The answer must be every line of the records below that holds the word "pixels".

Data records for software interfaces
----
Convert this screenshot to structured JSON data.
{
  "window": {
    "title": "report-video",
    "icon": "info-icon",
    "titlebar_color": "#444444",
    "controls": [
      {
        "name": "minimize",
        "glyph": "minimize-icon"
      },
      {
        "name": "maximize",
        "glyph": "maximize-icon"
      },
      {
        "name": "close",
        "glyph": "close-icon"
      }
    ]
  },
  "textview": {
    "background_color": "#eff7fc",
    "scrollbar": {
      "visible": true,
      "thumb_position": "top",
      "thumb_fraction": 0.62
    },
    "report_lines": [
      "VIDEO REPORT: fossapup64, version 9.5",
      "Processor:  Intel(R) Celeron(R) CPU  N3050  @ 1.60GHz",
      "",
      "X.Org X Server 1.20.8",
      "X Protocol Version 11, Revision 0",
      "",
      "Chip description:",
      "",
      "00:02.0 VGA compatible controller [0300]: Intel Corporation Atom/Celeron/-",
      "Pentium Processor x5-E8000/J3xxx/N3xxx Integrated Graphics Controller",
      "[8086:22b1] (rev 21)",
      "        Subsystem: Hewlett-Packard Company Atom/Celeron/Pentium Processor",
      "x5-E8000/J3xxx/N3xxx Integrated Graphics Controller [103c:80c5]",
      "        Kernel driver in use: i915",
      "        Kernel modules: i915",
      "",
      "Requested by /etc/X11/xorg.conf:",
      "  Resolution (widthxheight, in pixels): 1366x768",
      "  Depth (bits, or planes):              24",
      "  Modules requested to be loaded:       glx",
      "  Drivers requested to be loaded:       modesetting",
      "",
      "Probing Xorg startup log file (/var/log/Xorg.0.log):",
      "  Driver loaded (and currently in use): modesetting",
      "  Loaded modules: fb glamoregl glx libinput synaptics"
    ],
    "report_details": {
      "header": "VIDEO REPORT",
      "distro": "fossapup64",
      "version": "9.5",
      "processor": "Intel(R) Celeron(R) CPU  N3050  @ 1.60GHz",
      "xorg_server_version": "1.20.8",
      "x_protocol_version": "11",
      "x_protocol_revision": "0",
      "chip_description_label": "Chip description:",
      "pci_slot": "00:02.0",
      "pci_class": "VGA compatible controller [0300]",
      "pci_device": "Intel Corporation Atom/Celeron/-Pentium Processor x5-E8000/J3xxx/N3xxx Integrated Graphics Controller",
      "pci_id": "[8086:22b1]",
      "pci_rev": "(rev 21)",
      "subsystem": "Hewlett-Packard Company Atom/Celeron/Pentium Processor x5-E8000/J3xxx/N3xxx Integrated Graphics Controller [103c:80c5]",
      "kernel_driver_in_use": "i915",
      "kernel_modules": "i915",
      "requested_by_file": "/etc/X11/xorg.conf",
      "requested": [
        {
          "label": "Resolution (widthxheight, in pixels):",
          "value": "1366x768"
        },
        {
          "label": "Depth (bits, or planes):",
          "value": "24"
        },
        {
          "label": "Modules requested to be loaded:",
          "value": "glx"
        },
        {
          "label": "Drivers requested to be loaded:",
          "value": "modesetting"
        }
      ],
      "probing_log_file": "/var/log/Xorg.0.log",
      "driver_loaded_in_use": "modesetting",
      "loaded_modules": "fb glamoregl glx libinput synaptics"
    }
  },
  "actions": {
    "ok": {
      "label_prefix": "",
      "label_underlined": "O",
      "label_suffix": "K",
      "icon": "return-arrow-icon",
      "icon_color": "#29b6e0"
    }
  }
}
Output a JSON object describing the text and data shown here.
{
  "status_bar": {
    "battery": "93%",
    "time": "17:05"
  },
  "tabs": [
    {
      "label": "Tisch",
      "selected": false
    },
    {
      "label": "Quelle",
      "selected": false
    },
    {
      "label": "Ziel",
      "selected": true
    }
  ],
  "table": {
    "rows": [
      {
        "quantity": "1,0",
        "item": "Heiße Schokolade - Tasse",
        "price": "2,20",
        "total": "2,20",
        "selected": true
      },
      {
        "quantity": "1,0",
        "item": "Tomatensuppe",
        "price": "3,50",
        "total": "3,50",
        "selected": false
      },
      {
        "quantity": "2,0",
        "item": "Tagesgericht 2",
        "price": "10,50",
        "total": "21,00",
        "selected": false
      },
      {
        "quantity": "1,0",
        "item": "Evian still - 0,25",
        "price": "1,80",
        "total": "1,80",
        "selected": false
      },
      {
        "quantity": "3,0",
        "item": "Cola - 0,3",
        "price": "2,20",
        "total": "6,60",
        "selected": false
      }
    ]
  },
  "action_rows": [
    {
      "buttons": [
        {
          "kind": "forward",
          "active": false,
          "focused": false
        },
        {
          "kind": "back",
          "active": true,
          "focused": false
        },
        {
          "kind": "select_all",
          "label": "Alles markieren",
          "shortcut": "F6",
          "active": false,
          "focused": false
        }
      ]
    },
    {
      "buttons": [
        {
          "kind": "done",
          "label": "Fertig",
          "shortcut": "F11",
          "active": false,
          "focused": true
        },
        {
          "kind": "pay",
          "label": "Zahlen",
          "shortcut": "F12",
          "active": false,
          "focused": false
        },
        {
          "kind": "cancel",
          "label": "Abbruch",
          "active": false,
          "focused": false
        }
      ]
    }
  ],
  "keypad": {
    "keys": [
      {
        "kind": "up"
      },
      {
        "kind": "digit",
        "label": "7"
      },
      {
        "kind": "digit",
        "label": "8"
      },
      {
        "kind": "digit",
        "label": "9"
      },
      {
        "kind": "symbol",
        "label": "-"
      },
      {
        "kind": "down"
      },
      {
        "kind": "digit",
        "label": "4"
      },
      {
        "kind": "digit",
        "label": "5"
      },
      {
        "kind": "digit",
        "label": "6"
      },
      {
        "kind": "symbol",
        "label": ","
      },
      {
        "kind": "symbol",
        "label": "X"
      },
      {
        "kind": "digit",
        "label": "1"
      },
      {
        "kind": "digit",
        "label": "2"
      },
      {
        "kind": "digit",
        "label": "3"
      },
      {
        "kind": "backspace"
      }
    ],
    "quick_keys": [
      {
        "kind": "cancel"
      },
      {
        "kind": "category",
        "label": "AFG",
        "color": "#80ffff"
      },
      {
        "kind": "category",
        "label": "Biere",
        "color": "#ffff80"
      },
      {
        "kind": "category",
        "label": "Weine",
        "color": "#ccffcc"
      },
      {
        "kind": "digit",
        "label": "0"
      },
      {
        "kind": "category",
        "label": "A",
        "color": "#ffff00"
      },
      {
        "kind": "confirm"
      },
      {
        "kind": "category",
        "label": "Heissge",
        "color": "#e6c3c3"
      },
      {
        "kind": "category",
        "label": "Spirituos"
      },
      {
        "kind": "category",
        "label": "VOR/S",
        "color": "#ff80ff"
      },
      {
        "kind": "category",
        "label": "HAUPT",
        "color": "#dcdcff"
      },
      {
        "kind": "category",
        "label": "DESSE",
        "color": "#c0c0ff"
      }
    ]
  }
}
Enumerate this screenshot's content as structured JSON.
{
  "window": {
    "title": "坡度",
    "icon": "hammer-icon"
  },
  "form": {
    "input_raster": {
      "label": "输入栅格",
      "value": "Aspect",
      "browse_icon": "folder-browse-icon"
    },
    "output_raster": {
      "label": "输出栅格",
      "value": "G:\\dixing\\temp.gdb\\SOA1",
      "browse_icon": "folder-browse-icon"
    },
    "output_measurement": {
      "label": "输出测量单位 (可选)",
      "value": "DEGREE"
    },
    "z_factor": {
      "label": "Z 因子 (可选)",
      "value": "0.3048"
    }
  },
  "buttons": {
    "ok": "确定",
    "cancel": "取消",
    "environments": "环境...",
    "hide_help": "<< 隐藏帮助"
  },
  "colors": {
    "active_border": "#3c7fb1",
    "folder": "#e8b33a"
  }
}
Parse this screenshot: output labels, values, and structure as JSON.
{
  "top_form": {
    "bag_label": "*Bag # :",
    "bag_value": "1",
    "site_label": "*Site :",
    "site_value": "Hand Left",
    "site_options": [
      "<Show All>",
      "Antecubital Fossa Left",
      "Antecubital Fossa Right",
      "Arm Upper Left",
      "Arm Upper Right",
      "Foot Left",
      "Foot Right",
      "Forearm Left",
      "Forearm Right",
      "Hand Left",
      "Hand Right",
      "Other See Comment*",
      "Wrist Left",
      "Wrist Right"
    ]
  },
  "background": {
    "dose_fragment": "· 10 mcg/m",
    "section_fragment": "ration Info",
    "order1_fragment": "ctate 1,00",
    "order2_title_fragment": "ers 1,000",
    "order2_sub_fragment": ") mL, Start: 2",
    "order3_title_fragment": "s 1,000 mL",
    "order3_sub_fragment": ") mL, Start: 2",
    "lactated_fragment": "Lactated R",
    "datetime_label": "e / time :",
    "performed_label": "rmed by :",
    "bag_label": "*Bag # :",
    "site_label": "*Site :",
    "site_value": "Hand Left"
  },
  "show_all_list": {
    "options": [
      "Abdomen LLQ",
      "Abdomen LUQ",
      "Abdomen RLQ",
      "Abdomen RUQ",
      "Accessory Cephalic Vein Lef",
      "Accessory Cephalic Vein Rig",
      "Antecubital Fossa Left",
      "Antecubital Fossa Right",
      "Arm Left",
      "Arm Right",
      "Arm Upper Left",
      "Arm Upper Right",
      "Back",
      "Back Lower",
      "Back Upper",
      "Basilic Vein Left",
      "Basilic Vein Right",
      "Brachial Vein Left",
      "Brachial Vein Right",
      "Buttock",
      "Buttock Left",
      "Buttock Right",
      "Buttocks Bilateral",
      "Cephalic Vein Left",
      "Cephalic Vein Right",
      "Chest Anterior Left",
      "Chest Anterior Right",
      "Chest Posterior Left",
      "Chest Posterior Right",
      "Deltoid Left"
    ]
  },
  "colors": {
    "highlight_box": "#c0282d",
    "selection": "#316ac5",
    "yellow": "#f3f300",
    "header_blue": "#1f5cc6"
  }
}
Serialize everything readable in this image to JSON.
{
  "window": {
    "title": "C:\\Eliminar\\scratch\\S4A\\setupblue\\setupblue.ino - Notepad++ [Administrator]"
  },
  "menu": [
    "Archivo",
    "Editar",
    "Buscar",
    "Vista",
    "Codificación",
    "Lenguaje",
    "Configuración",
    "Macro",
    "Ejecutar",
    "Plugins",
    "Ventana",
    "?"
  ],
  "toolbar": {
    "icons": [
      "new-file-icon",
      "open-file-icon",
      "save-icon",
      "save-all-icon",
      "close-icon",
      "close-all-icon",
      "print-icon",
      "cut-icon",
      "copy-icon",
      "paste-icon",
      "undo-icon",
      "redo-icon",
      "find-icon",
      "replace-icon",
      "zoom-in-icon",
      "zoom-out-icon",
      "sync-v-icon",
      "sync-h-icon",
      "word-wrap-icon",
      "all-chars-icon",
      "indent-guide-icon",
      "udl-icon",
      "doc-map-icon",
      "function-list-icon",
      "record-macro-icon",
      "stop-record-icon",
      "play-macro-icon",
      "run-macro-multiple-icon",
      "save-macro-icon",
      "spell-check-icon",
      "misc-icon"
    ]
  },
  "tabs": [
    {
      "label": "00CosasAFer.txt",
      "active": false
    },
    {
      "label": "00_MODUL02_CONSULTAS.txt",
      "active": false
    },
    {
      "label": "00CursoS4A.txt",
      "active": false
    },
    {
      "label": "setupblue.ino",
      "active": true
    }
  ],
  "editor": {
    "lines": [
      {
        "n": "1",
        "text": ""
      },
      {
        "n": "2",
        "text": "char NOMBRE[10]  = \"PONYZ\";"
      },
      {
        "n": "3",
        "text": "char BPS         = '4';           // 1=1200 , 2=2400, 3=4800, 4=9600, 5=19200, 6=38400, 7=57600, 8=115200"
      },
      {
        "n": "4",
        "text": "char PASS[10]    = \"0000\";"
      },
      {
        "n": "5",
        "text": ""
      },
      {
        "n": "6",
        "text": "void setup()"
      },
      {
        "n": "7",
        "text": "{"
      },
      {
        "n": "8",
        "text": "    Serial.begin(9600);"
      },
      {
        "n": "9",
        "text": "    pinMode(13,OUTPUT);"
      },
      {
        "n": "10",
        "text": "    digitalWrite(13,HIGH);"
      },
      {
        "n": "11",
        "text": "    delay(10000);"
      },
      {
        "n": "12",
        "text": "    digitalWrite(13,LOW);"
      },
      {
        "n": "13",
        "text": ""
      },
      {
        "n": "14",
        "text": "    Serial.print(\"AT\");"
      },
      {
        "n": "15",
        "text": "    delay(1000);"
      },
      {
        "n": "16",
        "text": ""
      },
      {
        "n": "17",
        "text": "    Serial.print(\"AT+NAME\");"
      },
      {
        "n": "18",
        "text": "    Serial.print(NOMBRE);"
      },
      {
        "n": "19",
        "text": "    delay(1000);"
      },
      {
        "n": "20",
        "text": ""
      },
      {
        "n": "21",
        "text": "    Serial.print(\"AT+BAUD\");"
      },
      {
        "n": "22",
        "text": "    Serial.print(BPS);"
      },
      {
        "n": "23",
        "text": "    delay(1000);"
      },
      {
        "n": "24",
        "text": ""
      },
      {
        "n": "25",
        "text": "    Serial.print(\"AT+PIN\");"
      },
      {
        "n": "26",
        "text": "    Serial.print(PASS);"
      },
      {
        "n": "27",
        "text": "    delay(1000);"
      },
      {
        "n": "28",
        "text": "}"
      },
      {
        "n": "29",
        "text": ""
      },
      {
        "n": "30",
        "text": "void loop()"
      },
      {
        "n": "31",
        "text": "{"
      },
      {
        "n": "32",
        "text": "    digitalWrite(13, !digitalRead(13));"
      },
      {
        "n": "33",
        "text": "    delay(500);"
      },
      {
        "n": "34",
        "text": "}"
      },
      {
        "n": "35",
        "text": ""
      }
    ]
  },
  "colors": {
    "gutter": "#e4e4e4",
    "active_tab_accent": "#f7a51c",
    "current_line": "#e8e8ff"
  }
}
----
» Answer to the problem:
      "  Resolution (widthxheight, in pixels): 1366x768",
          "label": "Resolution (widthxheight, in pixels):",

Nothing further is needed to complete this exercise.